Under these proposals, regulators could use sweeping tools, such as “mutual recognition,” to address regulatory differences, which could erase higher levels of protection in the EU or the U.S. and deter stronger standards in the future. States in the U.S. and Member States in the EU would also be subject to onerous consultation procedures and trade impact-analyses. These tools would focus almost exclusively on impacts on trade and costs to corporations while ignoring the many benefits that standards and safeguards deliver for our health, safety, and overall quality of life.
The trade benefits that negotiators are focused on are entirely economic and paint a target on both the EU and U.S. systems of standards and safeguards. A study by the European Commission on the potential economic impacts of the trade deal estimates that 80 percent of TTIP’s economic benefits would come from addressing regulatory differences between the EU and U.S. 
“The top-down coordination of these measures through an institutional framework for transatlantic regulatory cooperation, we feel, would likely become a significant source of delay and preempt a state, a country, or region’s ability to maintain or establish stronger standards when consumers demand such or to respond to emerging technologies, new scientific information, preferred policies by the public, and urgent crises,” the groups said in a joint letter today. 
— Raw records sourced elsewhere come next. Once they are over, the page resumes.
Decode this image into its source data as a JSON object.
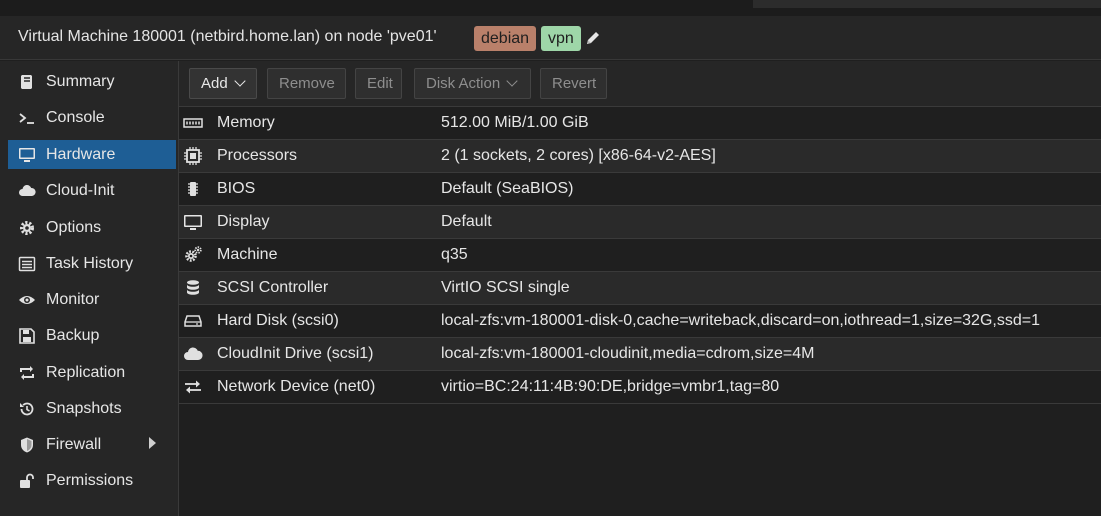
{
  "header": {
    "title": "Virtual Machine 180001 (netbird.home.lan) on node 'pve01'",
    "tags": [
      {
        "label": "debian",
        "color": "#b9806a"
      },
      {
        "label": "vpn",
        "color": "#9ed6a8"
      }
    ],
    "edit_icon": "pencil-icon"
  },
  "sidebar": {
    "active": "Hardware",
    "items": [
      {
        "label": "Summary",
        "icon": "book-icon"
      },
      {
        "label": "Console",
        "icon": "terminal-icon"
      },
      {
        "label": "Hardware",
        "icon": "desktop-icon"
      },
      {
        "label": "Cloud-Init",
        "icon": "cloud-icon"
      },
      {
        "label": "Options",
        "icon": "gear-icon"
      },
      {
        "label": "Task History",
        "icon": "list-icon"
      },
      {
        "label": "Monitor",
        "icon": "eye-icon"
      },
      {
        "label": "Backup",
        "icon": "floppy-icon"
      },
      {
        "label": "Replication",
        "icon": "retweet-icon"
      },
      {
        "label": "Snapshots",
        "icon": "history-icon"
      },
      {
        "label": "Firewall",
        "icon": "shield-icon"
      },
      {
        "label": "Permissions",
        "icon": "unlock-icon"
      }
    ]
  },
  "toolbar": {
    "add": "Add",
    "remove": "Remove",
    "edit": "Edit",
    "disk_action": "Disk Action",
    "revert": "Revert"
  },
  "hardware": [
    {
      "name": "Memory",
      "value": "512.00 MiB/1.00 GiB",
      "icon": "memory-icon"
    },
    {
      "name": "Processors",
      "value": "2 (1 sockets, 2 cores) [x86-64-v2-AES]",
      "icon": "cpu-icon"
    },
    {
      "name": "BIOS",
      "value": "Default (SeaBIOS)",
      "icon": "microchip-icon"
    },
    {
      "name": "Display",
      "value": "Default",
      "icon": "desktop-icon"
    },
    {
      "name": "Machine",
      "value": "q35",
      "icon": "cogs-icon"
    },
    {
      "name": "SCSI Controller",
      "value": "VirtIO SCSI single",
      "icon": "database-icon"
    },
    {
      "name": "Hard Disk (scsi0)",
      "value": "local-zfs:vm-180001-disk-0,cache=writeback,discard=on,iothread=1,size=32G,ssd=1",
      "icon": "hdd-icon"
    },
    {
      "name": "CloudInit Drive (scsi1)",
      "value": "local-zfs:vm-180001-cloudinit,media=cdrom,size=4M",
      "icon": "cloud-icon"
    },
    {
      "name": "Network Device (net0)",
      "value": "virtio=BC:24:11:4B:90:DE,bridge=vmbr1,tag=80",
      "icon": "exchange-icon"
    }
  ]
}
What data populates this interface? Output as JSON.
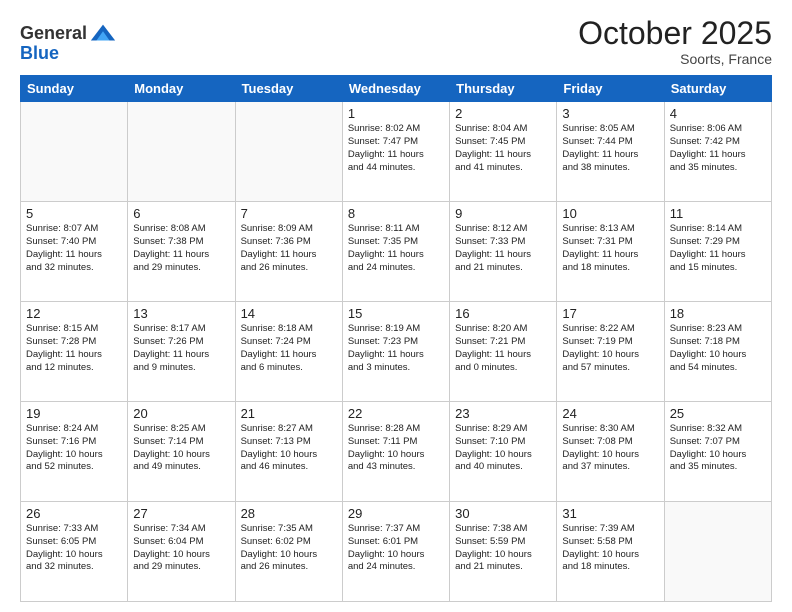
{
  "header": {
    "logo_line1": "General",
    "logo_line2": "Blue",
    "month": "October 2025",
    "location": "Soorts, France"
  },
  "weekdays": [
    "Sunday",
    "Monday",
    "Tuesday",
    "Wednesday",
    "Thursday",
    "Friday",
    "Saturday"
  ],
  "weeks": [
    [
      {
        "day": "",
        "info": ""
      },
      {
        "day": "",
        "info": ""
      },
      {
        "day": "",
        "info": ""
      },
      {
        "day": "1",
        "info": "Sunrise: 8:02 AM\nSunset: 7:47 PM\nDaylight: 11 hours\nand 44 minutes."
      },
      {
        "day": "2",
        "info": "Sunrise: 8:04 AM\nSunset: 7:45 PM\nDaylight: 11 hours\nand 41 minutes."
      },
      {
        "day": "3",
        "info": "Sunrise: 8:05 AM\nSunset: 7:44 PM\nDaylight: 11 hours\nand 38 minutes."
      },
      {
        "day": "4",
        "info": "Sunrise: 8:06 AM\nSunset: 7:42 PM\nDaylight: 11 hours\nand 35 minutes."
      }
    ],
    [
      {
        "day": "5",
        "info": "Sunrise: 8:07 AM\nSunset: 7:40 PM\nDaylight: 11 hours\nand 32 minutes."
      },
      {
        "day": "6",
        "info": "Sunrise: 8:08 AM\nSunset: 7:38 PM\nDaylight: 11 hours\nand 29 minutes."
      },
      {
        "day": "7",
        "info": "Sunrise: 8:09 AM\nSunset: 7:36 PM\nDaylight: 11 hours\nand 26 minutes."
      },
      {
        "day": "8",
        "info": "Sunrise: 8:11 AM\nSunset: 7:35 PM\nDaylight: 11 hours\nand 24 minutes."
      },
      {
        "day": "9",
        "info": "Sunrise: 8:12 AM\nSunset: 7:33 PM\nDaylight: 11 hours\nand 21 minutes."
      },
      {
        "day": "10",
        "info": "Sunrise: 8:13 AM\nSunset: 7:31 PM\nDaylight: 11 hours\nand 18 minutes."
      },
      {
        "day": "11",
        "info": "Sunrise: 8:14 AM\nSunset: 7:29 PM\nDaylight: 11 hours\nand 15 minutes."
      }
    ],
    [
      {
        "day": "12",
        "info": "Sunrise: 8:15 AM\nSunset: 7:28 PM\nDaylight: 11 hours\nand 12 minutes."
      },
      {
        "day": "13",
        "info": "Sunrise: 8:17 AM\nSunset: 7:26 PM\nDaylight: 11 hours\nand 9 minutes."
      },
      {
        "day": "14",
        "info": "Sunrise: 8:18 AM\nSunset: 7:24 PM\nDaylight: 11 hours\nand 6 minutes."
      },
      {
        "day": "15",
        "info": "Sunrise: 8:19 AM\nSunset: 7:23 PM\nDaylight: 11 hours\nand 3 minutes."
      },
      {
        "day": "16",
        "info": "Sunrise: 8:20 AM\nSunset: 7:21 PM\nDaylight: 11 hours\nand 0 minutes."
      },
      {
        "day": "17",
        "info": "Sunrise: 8:22 AM\nSunset: 7:19 PM\nDaylight: 10 hours\nand 57 minutes."
      },
      {
        "day": "18",
        "info": "Sunrise: 8:23 AM\nSunset: 7:18 PM\nDaylight: 10 hours\nand 54 minutes."
      }
    ],
    [
      {
        "day": "19",
        "info": "Sunrise: 8:24 AM\nSunset: 7:16 PM\nDaylight: 10 hours\nand 52 minutes."
      },
      {
        "day": "20",
        "info": "Sunrise: 8:25 AM\nSunset: 7:14 PM\nDaylight: 10 hours\nand 49 minutes."
      },
      {
        "day": "21",
        "info": "Sunrise: 8:27 AM\nSunset: 7:13 PM\nDaylight: 10 hours\nand 46 minutes."
      },
      {
        "day": "22",
        "info": "Sunrise: 8:28 AM\nSunset: 7:11 PM\nDaylight: 10 hours\nand 43 minutes."
      },
      {
        "day": "23",
        "info": "Sunrise: 8:29 AM\nSunset: 7:10 PM\nDaylight: 10 hours\nand 40 minutes."
      },
      {
        "day": "24",
        "info": "Sunrise: 8:30 AM\nSunset: 7:08 PM\nDaylight: 10 hours\nand 37 minutes."
      },
      {
        "day": "25",
        "info": "Sunrise: 8:32 AM\nSunset: 7:07 PM\nDaylight: 10 hours\nand 35 minutes."
      }
    ],
    [
      {
        "day": "26",
        "info": "Sunrise: 7:33 AM\nSunset: 6:05 PM\nDaylight: 10 hours\nand 32 minutes."
      },
      {
        "day": "27",
        "info": "Sunrise: 7:34 AM\nSunset: 6:04 PM\nDaylight: 10 hours\nand 29 minutes."
      },
      {
        "day": "28",
        "info": "Sunrise: 7:35 AM\nSunset: 6:02 PM\nDaylight: 10 hours\nand 26 minutes."
      },
      {
        "day": "29",
        "info": "Sunrise: 7:37 AM\nSunset: 6:01 PM\nDaylight: 10 hours\nand 24 minutes."
      },
      {
        "day": "30",
        "info": "Sunrise: 7:38 AM\nSunset: 5:59 PM\nDaylight: 10 hours\nand 21 minutes."
      },
      {
        "day": "31",
        "info": "Sunrise: 7:39 AM\nSunset: 5:58 PM\nDaylight: 10 hours\nand 18 minutes."
      },
      {
        "day": "",
        "info": ""
      }
    ]
  ]
}
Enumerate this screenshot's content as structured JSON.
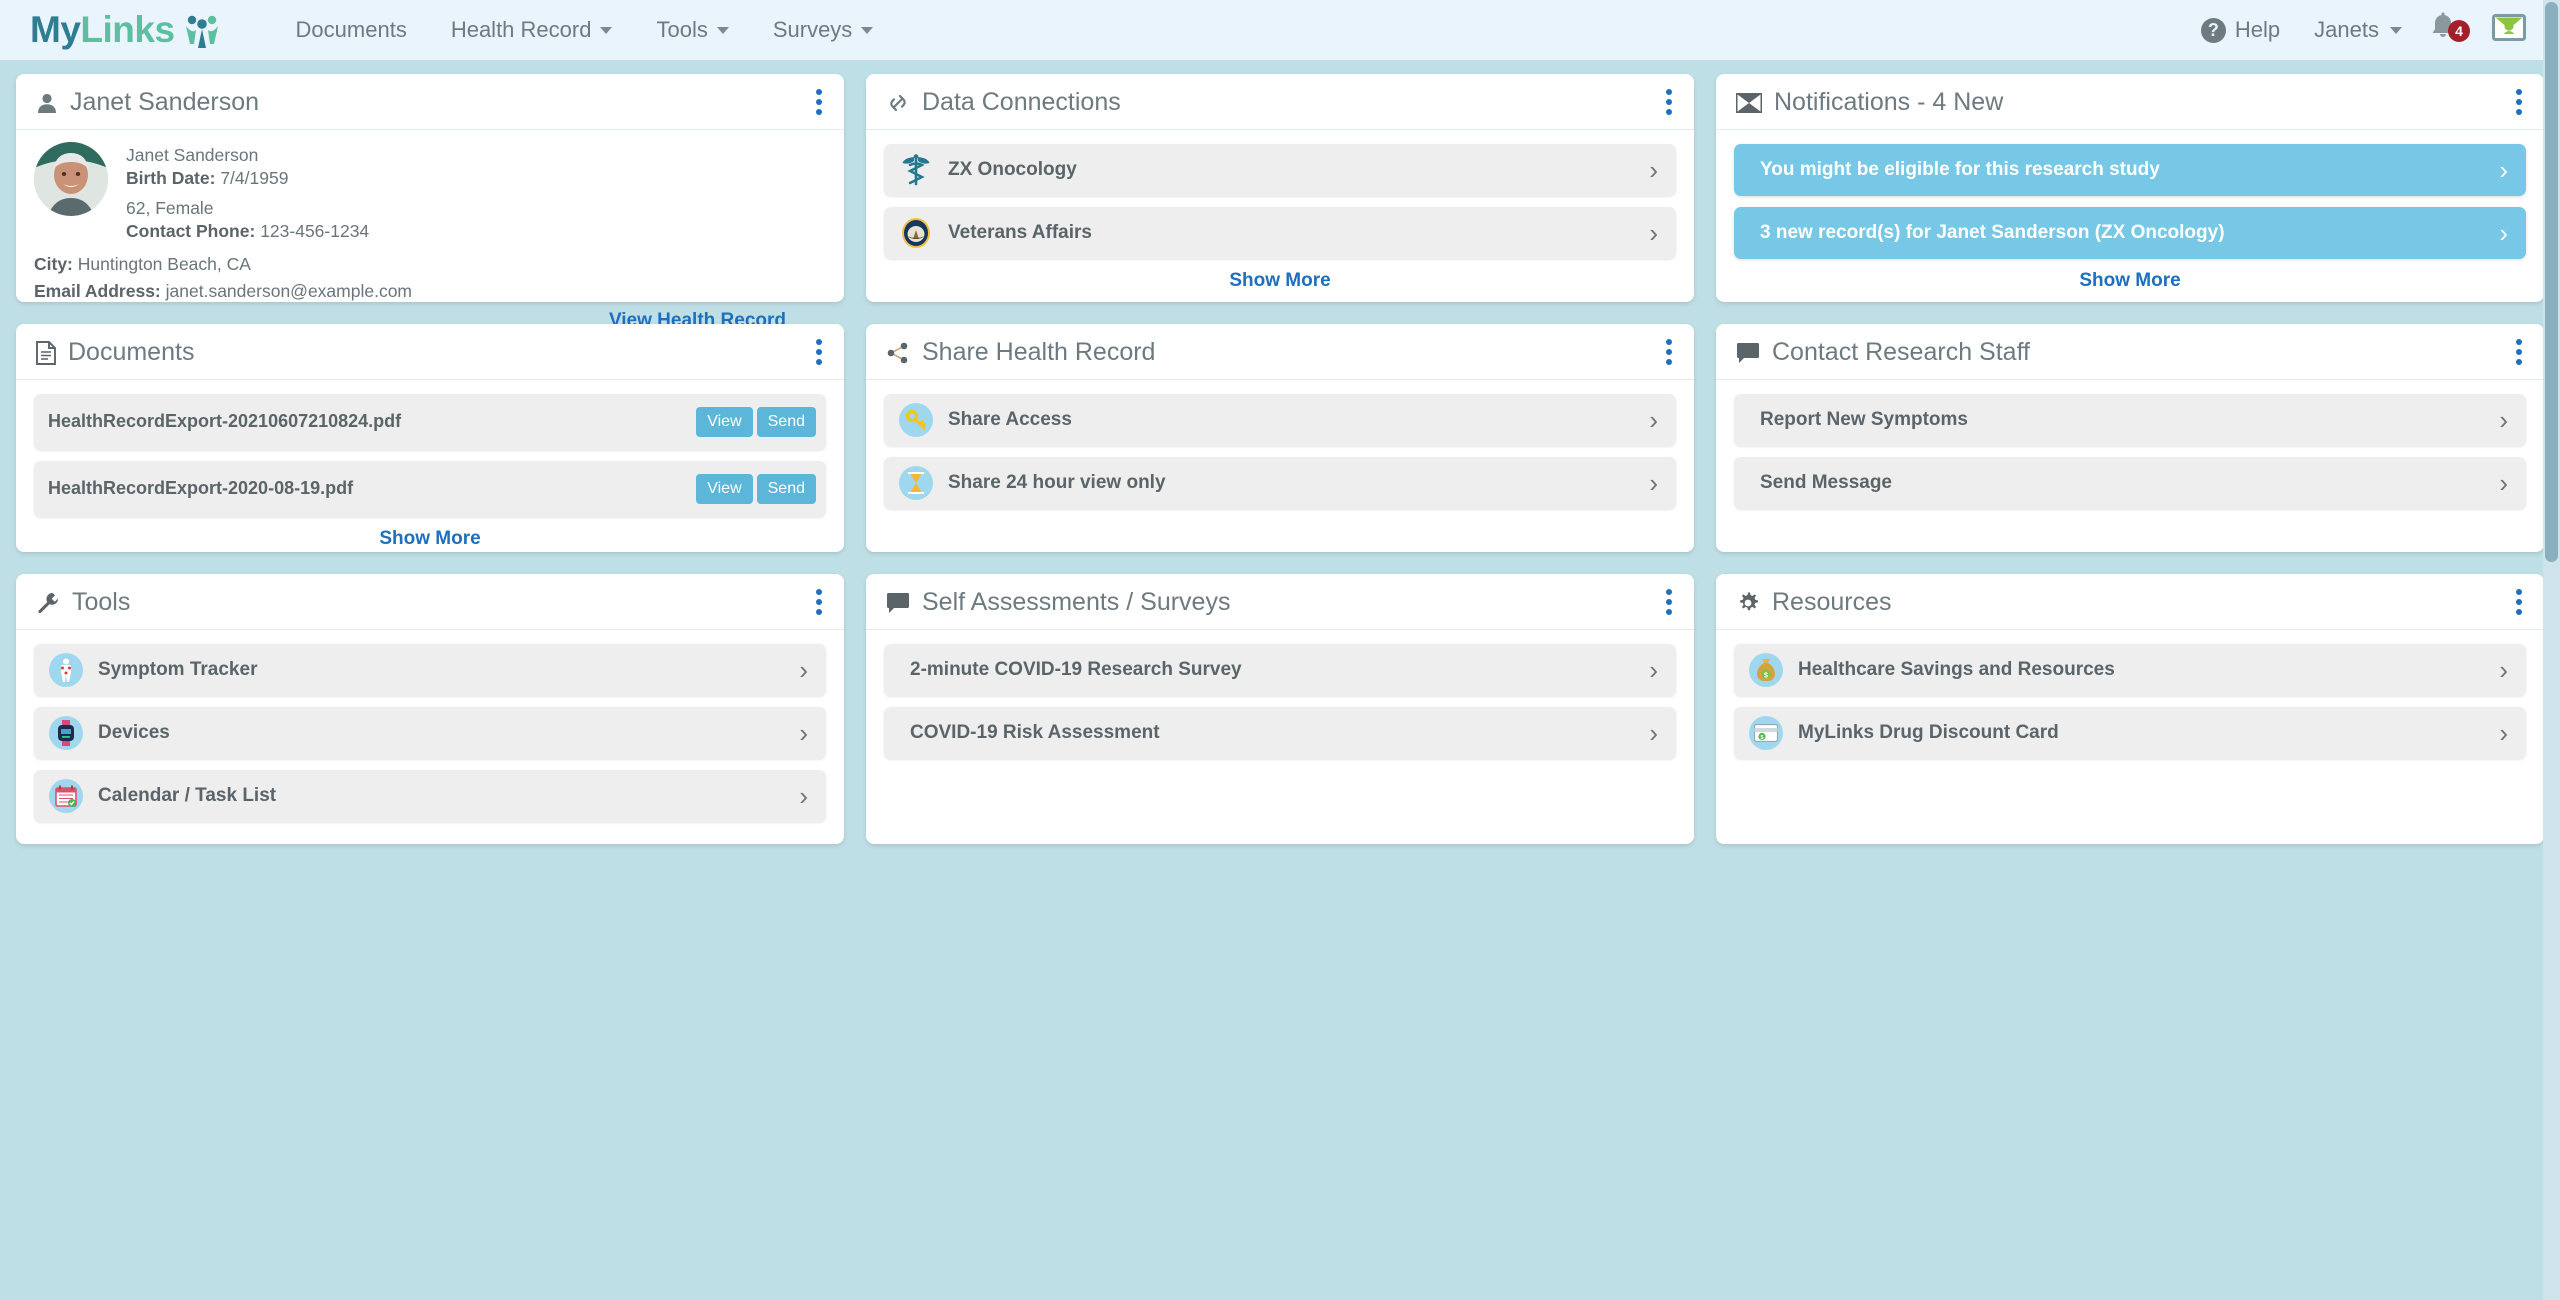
{
  "navbar": {
    "brand_first": "My",
    "brand_second": "Links",
    "brand_icon": "people-logo-icon",
    "links": [
      {
        "label": "Documents",
        "has_caret": false
      },
      {
        "label": "Health Record",
        "has_caret": true
      },
      {
        "label": "Tools",
        "has_caret": true
      },
      {
        "label": "Surveys",
        "has_caret": true
      }
    ],
    "help_label": "Help",
    "help_icon": "question-circle-icon",
    "user_label": "Janets",
    "bell_icon": "bell-icon",
    "bell_badge": "4",
    "mail_icon": "envelope-icon"
  },
  "cards": {
    "profile": {
      "title": "Janet Sanderson",
      "icon": "user-icon",
      "kebab_icon": "kebab-menu-icon",
      "avatar_icon": "avatar-photo",
      "name": "Janet Sanderson",
      "birth_date_label": "Birth Date:",
      "birth_date_value": "7/4/1959",
      "age_sex": "62, Female",
      "phone_label": "Contact Phone:",
      "phone_value": "123-456-1234",
      "city_label": "City:",
      "city_value": "Huntington Beach, CA",
      "email_label": "Email Address:",
      "email_value": "janet.sanderson@example.com",
      "view_link": "View Health Record"
    },
    "data_connections": {
      "title": "Data Connections",
      "icon": "link-chain-icon",
      "kebab_icon": "kebab-menu-icon",
      "items": [
        {
          "label": "ZX Onocology",
          "icon": "caduceus-icon"
        },
        {
          "label": "Veterans Affairs",
          "icon": "va-seal-icon"
        }
      ],
      "show_more": "Show More"
    },
    "notifications": {
      "title": "Notifications - 4 New",
      "icon": "envelope-open-icon",
      "kebab_icon": "kebab-menu-icon",
      "items": [
        {
          "label": "You might be eligible for this research study"
        },
        {
          "label": "3 new record(s) for Janet Sanderson (ZX Oncology)"
        }
      ],
      "show_more": "Show More"
    },
    "documents": {
      "title": "Documents",
      "icon": "document-icon",
      "kebab_icon": "kebab-menu-icon",
      "view_label": "View",
      "send_label": "Send",
      "items": [
        {
          "name": "HealthRecordExport-20210607210824.pdf"
        },
        {
          "name": "HealthRecordExport-2020-08-19.pdf"
        }
      ],
      "show_more": "Show More"
    },
    "share": {
      "title": "Share Health Record",
      "icon": "share-nodes-icon",
      "kebab_icon": "kebab-menu-icon",
      "items": [
        {
          "label": "Share Access",
          "icon": "key-icon"
        },
        {
          "label": "Share 24 hour view only",
          "icon": "hourglass-icon"
        }
      ]
    },
    "contact": {
      "title": "Contact Research Staff",
      "icon": "chat-bubble-icon",
      "kebab_icon": "kebab-menu-icon",
      "items": [
        {
          "label": "Report New Symptoms"
        },
        {
          "label": "Send Message"
        }
      ]
    },
    "tools": {
      "title": "Tools",
      "icon": "wrench-icon",
      "kebab_icon": "kebab-menu-icon",
      "items": [
        {
          "label": "Symptom Tracker",
          "icon": "body-symptom-icon"
        },
        {
          "label": "Devices",
          "icon": "smartwatch-icon"
        },
        {
          "label": "Calendar / Task List",
          "icon": "calendar-icon"
        }
      ]
    },
    "surveys": {
      "title": "Self Assessments / Surveys",
      "icon": "chat-bubble-icon",
      "kebab_icon": "kebab-menu-icon",
      "items": [
        {
          "label": "2-minute COVID-19 Research Survey"
        },
        {
          "label": "COVID-19 Risk Assessment"
        }
      ]
    },
    "resources": {
      "title": "Resources",
      "icon": "gear-icon",
      "kebab_icon": "kebab-menu-icon",
      "items": [
        {
          "label": "Healthcare Savings and Resources",
          "icon": "money-bag-icon"
        },
        {
          "label": "MyLinks Drug Discount Card",
          "icon": "discount-card-icon"
        }
      ]
    }
  },
  "colors": {
    "page_background": "#bfdfe6",
    "navbar_background": "#e9f4fc",
    "brand_teal": "#2e7d92",
    "brand_green": "#5bbfa0",
    "link_blue": "#1e6fbd",
    "notification_blue": "#77c7e6",
    "button_blue": "#5bb6d9",
    "badge_red": "#a3202a",
    "row_gray": "#eeeeee",
    "text_gray": "#6d7a80"
  }
}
Most major corporations in the United States and Europe have submitted public comments to the negotiators demanding weaker public safeguards in the name of international trade. In the letter, the public interest groups state that “one of our main concerns is that regulatory cooperation as suggested by negotiators will allow business groups and their lobbyists to exert undue influence in the regulatory process.”
The letter and full list of signatories are available online